Goodlatte said committee members will have the chance to question Rosenstein about those developments.

Rosenstein said in an interview published Wednesday with an NBC affiliate in Maryland that he is satisfied with Mueller’s work so far.

Rosenstein appointed the special counsel in May after Attorney General Jeff SessionsJefferson (Jeff) Beauregard SessionsSessions: DOJ concerned about suppression of free speech on college campuses Faith communities are mobilizing against Trump’s family separation policy Former FBI Deputy Director Andrew McCabe lands book deal MORE recused himself from matters involving Russian election meddling.

Mueller has issued indictments or received guilty pleas from four former Trump campaign associates.

Last week, former national security adviser Michael Flynn pleaded guilty to lying to FBI agents. As part of the plea agreement, Flynn has agreed to cooperate fully with the investigation.

A campaign aide, George Papadopoulos, has also pleaded guilty to lying to investigators and is cooperating with Mueller's team.

Two other campaign officials, former campaign chairman Paul Manafort and his associate Richard Gates, also face charges in the investigation. They have both pleaded not guilty.
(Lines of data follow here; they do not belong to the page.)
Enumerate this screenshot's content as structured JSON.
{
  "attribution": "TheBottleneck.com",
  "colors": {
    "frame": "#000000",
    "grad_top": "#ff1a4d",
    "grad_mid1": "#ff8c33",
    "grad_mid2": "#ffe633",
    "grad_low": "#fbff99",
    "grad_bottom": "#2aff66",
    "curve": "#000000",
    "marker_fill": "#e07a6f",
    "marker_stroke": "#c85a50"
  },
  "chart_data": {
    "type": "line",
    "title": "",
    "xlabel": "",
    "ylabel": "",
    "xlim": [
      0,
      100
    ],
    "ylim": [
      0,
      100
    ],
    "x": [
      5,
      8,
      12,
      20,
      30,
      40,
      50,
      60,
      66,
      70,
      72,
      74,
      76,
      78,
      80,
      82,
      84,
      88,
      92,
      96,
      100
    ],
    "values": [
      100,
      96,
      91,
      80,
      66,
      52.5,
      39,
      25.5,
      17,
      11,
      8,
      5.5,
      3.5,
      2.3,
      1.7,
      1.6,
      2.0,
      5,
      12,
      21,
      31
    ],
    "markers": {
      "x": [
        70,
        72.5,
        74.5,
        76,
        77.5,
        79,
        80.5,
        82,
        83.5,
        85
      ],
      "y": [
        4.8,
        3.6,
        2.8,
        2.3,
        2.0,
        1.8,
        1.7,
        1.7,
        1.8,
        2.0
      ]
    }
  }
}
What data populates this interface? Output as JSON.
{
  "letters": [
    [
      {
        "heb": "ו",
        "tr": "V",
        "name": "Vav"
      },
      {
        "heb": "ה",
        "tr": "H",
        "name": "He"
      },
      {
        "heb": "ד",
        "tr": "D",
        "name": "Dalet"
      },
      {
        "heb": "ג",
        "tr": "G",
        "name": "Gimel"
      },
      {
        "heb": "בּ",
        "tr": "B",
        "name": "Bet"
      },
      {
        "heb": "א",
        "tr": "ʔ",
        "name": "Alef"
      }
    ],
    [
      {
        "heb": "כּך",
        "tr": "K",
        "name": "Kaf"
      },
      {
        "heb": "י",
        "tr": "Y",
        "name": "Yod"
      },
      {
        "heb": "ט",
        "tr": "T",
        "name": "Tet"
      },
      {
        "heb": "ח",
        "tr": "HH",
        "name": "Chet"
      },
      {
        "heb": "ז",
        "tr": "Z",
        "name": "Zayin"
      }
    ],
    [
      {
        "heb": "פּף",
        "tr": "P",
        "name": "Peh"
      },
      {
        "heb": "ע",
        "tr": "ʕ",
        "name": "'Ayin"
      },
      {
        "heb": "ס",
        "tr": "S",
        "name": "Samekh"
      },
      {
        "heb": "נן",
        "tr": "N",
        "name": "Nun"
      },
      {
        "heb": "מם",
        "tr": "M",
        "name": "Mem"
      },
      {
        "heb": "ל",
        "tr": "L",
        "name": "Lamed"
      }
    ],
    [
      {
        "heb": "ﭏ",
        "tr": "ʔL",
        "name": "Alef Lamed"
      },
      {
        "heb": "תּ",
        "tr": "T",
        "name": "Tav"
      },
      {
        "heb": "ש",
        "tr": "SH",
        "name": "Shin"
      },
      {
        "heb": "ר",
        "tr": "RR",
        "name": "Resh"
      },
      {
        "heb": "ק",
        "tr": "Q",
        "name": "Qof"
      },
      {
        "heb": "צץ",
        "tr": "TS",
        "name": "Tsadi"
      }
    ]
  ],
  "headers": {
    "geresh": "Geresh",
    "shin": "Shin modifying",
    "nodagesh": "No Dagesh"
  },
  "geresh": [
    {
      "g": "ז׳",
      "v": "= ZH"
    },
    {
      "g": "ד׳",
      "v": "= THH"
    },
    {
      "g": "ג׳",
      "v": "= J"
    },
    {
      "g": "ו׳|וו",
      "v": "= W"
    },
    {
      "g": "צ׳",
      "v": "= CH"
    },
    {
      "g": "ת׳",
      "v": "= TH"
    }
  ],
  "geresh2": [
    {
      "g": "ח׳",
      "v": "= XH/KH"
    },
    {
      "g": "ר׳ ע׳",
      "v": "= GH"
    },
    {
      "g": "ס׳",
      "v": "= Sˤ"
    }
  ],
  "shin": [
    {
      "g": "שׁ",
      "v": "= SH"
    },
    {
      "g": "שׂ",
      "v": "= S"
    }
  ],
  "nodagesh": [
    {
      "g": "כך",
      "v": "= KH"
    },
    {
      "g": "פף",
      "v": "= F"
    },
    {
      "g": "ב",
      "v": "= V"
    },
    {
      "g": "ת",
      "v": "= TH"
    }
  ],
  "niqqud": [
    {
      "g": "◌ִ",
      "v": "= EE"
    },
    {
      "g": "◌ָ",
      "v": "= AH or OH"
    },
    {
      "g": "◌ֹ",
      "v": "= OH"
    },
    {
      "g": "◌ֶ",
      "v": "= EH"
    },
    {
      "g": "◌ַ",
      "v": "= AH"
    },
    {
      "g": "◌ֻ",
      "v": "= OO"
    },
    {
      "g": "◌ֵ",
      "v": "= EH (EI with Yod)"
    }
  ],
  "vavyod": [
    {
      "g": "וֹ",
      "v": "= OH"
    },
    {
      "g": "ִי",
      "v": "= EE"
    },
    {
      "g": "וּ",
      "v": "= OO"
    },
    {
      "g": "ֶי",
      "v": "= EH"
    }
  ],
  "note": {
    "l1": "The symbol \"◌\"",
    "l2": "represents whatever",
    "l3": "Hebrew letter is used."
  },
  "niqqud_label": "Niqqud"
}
The House Judiciary Committee is one of several congressional committees conducting separate investigations into Russian interference in the 2016 presidential election.